In this study, the author uses survey data on inflationary expectations to obtain information about the credibility of Canada's monetary policy. By comparing the differences between the forecasts made by survey participants with the targets set by the Bank of Canada for the 1992-1996 period (the period covered by the study), it was possible to determine empirically whether the targets were credible. Likewise, analyzing the forecasting errors by participants made it possible to check whether setting these targets contributed to making inflation more predictable.

The empirical results stemming from the analysis of the differences between the forecasts and the targets suggest that the targets were credible for the period under consideration. Indeed, for a one-year horizon, forecasters predicted a rate of inflation that was very close to the median of the target range.

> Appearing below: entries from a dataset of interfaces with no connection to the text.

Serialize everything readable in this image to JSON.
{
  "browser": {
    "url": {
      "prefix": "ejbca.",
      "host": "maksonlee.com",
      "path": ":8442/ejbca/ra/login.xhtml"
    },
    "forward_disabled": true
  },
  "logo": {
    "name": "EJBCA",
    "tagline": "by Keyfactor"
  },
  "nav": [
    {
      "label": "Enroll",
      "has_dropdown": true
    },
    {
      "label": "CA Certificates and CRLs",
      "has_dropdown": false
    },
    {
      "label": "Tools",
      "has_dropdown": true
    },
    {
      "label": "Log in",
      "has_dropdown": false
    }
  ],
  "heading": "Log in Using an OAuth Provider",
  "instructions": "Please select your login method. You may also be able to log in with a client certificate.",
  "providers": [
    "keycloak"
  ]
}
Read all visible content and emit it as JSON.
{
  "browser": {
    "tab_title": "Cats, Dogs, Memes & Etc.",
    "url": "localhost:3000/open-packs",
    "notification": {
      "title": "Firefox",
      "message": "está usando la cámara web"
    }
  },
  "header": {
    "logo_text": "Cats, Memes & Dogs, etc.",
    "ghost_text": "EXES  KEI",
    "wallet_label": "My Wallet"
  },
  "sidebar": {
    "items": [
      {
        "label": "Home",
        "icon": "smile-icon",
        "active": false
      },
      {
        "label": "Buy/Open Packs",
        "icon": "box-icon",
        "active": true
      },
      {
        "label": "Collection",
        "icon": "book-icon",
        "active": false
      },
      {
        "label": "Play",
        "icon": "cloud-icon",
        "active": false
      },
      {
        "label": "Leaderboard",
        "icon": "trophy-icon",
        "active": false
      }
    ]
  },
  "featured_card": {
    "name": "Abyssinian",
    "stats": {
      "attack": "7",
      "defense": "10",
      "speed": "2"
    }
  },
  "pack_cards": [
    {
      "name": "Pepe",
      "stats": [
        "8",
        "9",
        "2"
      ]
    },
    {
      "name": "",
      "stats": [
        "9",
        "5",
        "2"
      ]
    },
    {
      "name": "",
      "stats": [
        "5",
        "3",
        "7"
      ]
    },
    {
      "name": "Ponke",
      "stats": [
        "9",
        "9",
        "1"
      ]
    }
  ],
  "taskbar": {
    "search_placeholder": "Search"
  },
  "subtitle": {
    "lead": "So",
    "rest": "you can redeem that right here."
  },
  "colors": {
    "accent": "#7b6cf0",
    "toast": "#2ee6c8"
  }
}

Analysis of the actual forecasting errors suggest also that the setting of targets contributed to reducing forecasting errors relative to the reference index and that Canadian monetary policy became more effective after the targets were implemented.